Exercises for a Healthy Back

Back pain is a common complaint, especially for people older than 40. But, you can tame or prevent back pain by practicing good form and by doing exercises to strengthen your back two or three times a week.

But before you get started, you should talk with your health care provider to make sure these exercises are right for you.

When you do these or any type of back exercises, make sure you:

  • Use a rug or mat to lie on.

  • Wear loose, comfortable clothing. And,

  • Take off your shoes.

You should not feel any pain while doing these exercises. If you do, stop the exercise right away and call your health care provider.

Knee-to-Chest Stretch

Lie on your back with your knees bent. Put your feet flat on the floor and a pillow under your head.

Slowly lift one knee to your chest while keeping your other foot on the floor. Hold for five seconds. Keep breathing slowly and evenly then release.

Switch legs and repeat the exercise 10 times with each leg.

Bridge

Lie on your back with both knees bent and your feet flat on the floor. Your heels should be close to your bottom. Put your arms on the floor at your sides.

Hold your belly in tight. Then slowly lift your hips into the air squeezing your buttocks together. Do NOT turn your head. Keep your chin tucked and look toward your belly.

Hold for five seconds. Keep breathing slowly and evenly, then release.

Repeat this exercise 10 times and work your way up to two sets.

Crunches

Lie on your back with both knees bent and your feet flat on the floor. Fold your arms across your chest.

Tilt your pelvis so that your lower back is on the floor.

Tighten your belly muscles and use the muscles in your belly to lift your head and shoulders straight up. Stop when your shoulder blades come off the floor. Then slowly roll back down.

Don't hold your breath. Keep breathing slowly and evenly during the exercise.
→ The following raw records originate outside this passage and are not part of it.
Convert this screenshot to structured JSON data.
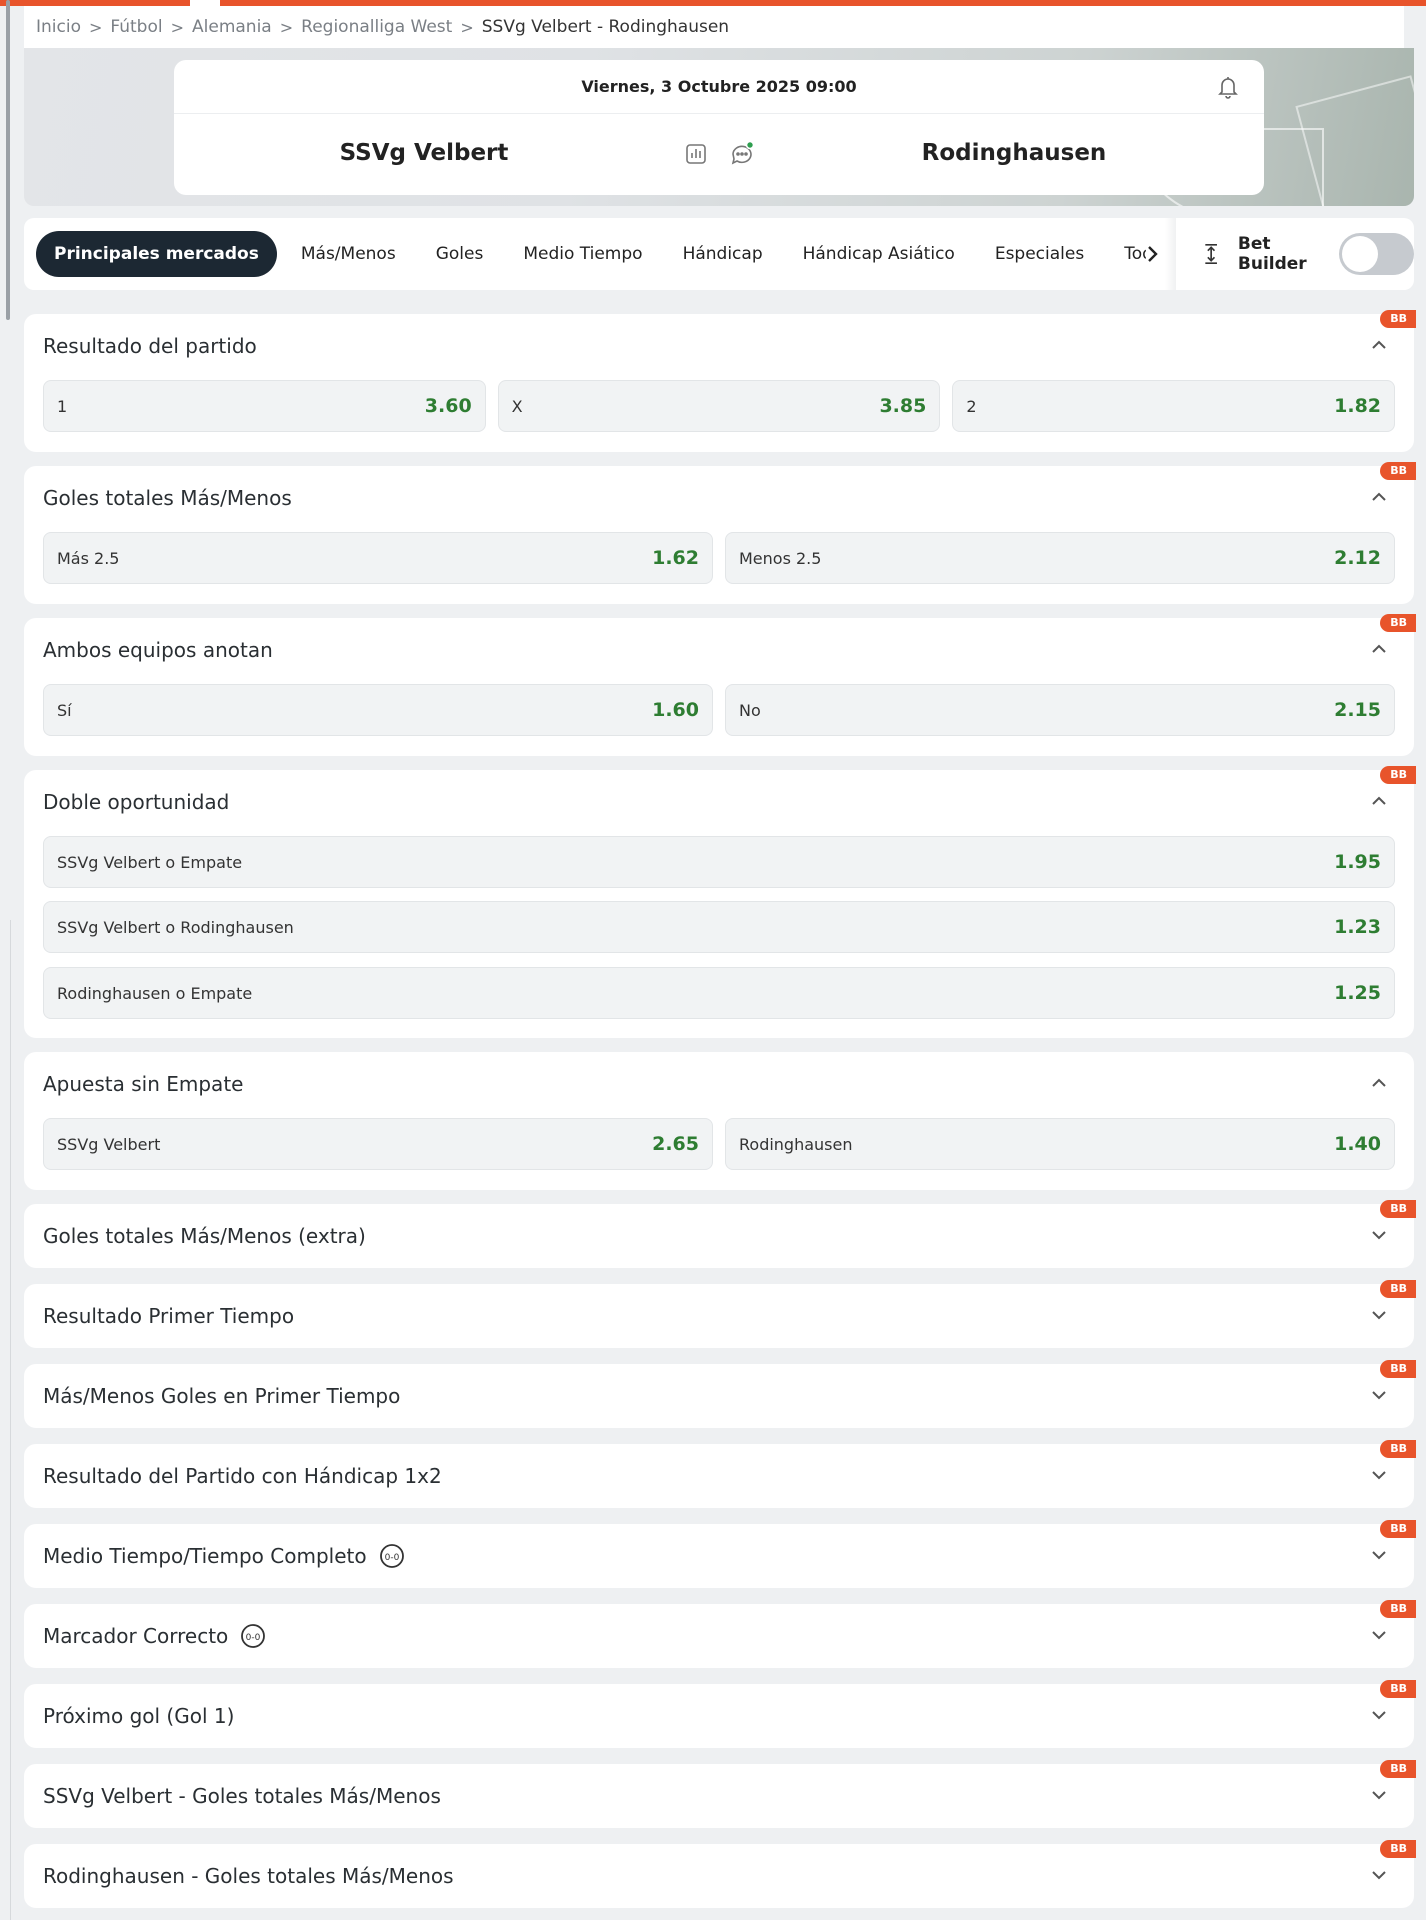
{
  "colors": {
    "accent": "#e8542b",
    "odds_green": "#2e7d32",
    "active_tab": "#1c2833"
  },
  "breadcrumb": {
    "items": [
      "Inicio",
      "Fútbol",
      "Alemania",
      "Regionalliga West"
    ],
    "current": "SSVg Velbert - Rodinghausen",
    "separator": ">"
  },
  "match": {
    "datetime": "Viernes, 3 Octubre 2025 09:00",
    "home": "SSVg Velbert",
    "away": "Rodinghausen"
  },
  "tabs": [
    "Principales mercados",
    "Más/Menos",
    "Goles",
    "Medio Tiempo",
    "Hándicap",
    "Hándicap Asiático",
    "Especiales",
    "Todos"
  ],
  "bet_builder": {
    "label": "Bet Builder",
    "enabled": false
  },
  "badge": "BB",
  "markets": {
    "m1": {
      "title": "Resultado del partido",
      "odds": [
        {
          "label": "1",
          "value": "3.60"
        },
        {
          "label": "X",
          "value": "3.85"
        },
        {
          "label": "2",
          "value": "1.82"
        }
      ]
    },
    "m2": {
      "title": "Goles totales Más/Menos",
      "odds": [
        {
          "label": "Más 2.5",
          "value": "1.62"
        },
        {
          "label": "Menos 2.5",
          "value": "2.12"
        }
      ]
    },
    "m3": {
      "title": "Ambos equipos anotan",
      "odds": [
        {
          "label": "Sí",
          "value": "1.60"
        },
        {
          "label": "No",
          "value": "2.15"
        }
      ]
    },
    "m4": {
      "title": "Doble oportunidad",
      "odds": [
        {
          "label": "SSVg Velbert o Empate",
          "value": "1.95"
        },
        {
          "label": "SSVg Velbert o Rodinghausen",
          "value": "1.23"
        },
        {
          "label": "Rodinghausen o Empate",
          "value": "1.25"
        }
      ]
    },
    "m5": {
      "title": "Apuesta sin Empate",
      "odds": [
        {
          "label": "SSVg Velbert",
          "value": "2.65"
        },
        {
          "label": "Rodinghausen",
          "value": "1.40"
        }
      ]
    },
    "c1": {
      "title": "Goles totales Más/Menos (extra)"
    },
    "c2": {
      "title": "Resultado Primer Tiempo"
    },
    "c3": {
      "title": "Más/Menos Goles en Primer Tiempo"
    },
    "c4": {
      "title": "Resultado del Partido con Hándicap 1x2"
    },
    "c5": {
      "title": "Medio Tiempo/Tiempo Completo"
    },
    "c6": {
      "title": "Marcador Correcto"
    },
    "c7": {
      "title": "Próximo gol (Gol 1)"
    },
    "c8": {
      "title": "SSVg Velbert - Goles totales Más/Menos"
    },
    "c9": {
      "title": "Rodinghausen - Goles totales Más/Menos"
    }
  }
}
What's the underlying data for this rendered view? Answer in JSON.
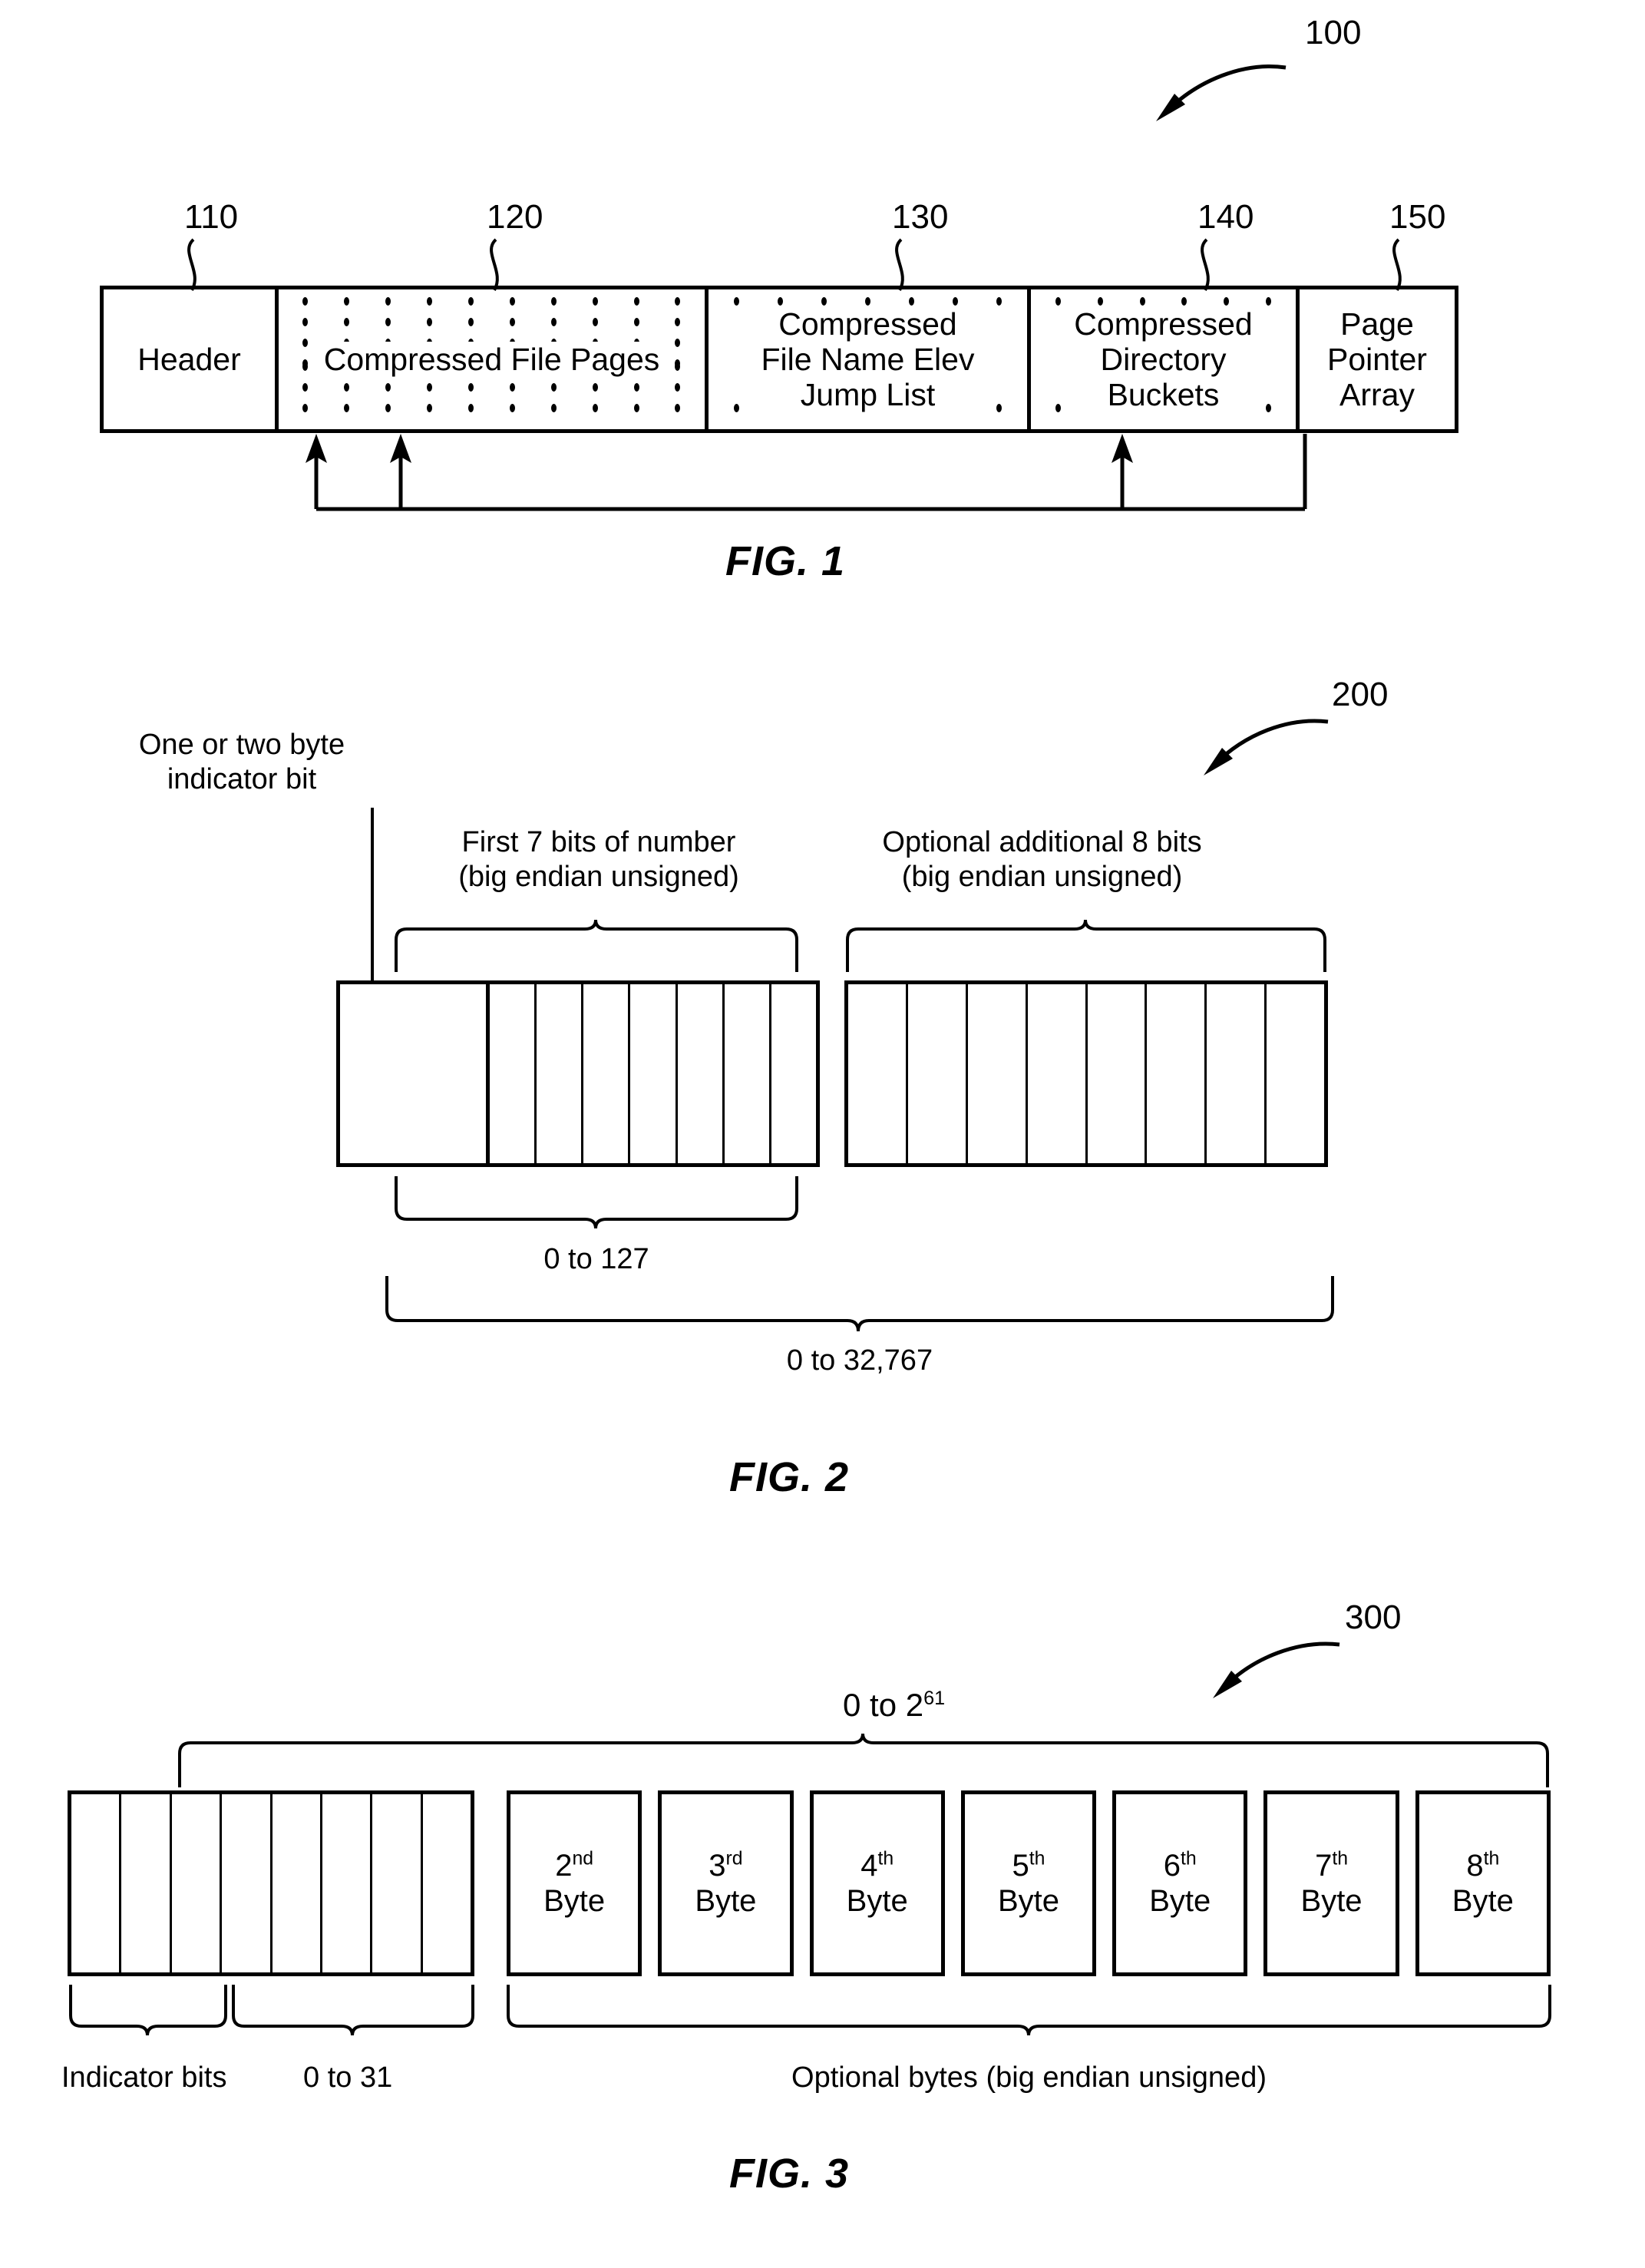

Repeat this exercise 10 times and work your way up to three sets.

Press Up

Lie on your belly with your palms on the floor near your shoulders.

Look forward. Press down on your hands and gently raise your upper chest off the floor.

Hold this position for 10 seconds. Keep breathing slowly and evenly.

Repeat this exercise 10 times and work your way up to two sets.

Practicing Good Form

Moving your body correctly can help you protect your back throughout your day. Here are some tips for using good form for some common, everyday movements:

Sitting

Sit in chairs that support your back. Use a low-back support, if needed. Keep your knees a little higher than your hips. If necessary, use a low stool to raise your feet, so they are resting on a solid surface.

Standing

Bend your knees slightly and tighten the muscles in the front of your thigh to take stress off your lower back and knees. Wear shoes that support your feet. If you stand for long periods, shift most of your weight to one leg at a time. Switch legs often.

Lying Down

When lying on your side, bend your knees and place a pillow between them. If you lie on your back, put a pillow under your knees. Avoid lying on your belly.

Lifting

When lifting an object from below your waist, stand with your feet wide and a slight bend at the hips and knees. Squat down and grab the object. Tighten your belly as you lift and keep your back flat. Keep heavy items close to your body, and don't carry them on one side all the time. Don't hold your breath.

Things to Remember

Regular exercise and good form can help you prevent back pain.

Keep breathing slowly and evenly during exercise. Don't hold your breath.

Talk to your health care provider before starting a new exercise program.

What We Have Learned

Regular exercise and good form can help prevent back pain.
True or False?
The answer is true. Most people can prevent back pain with regular exercise and good form.

If I feel pain while exercising, I should just work through it.
True or False?
The answer is false. Stop any exercise if you feel pain.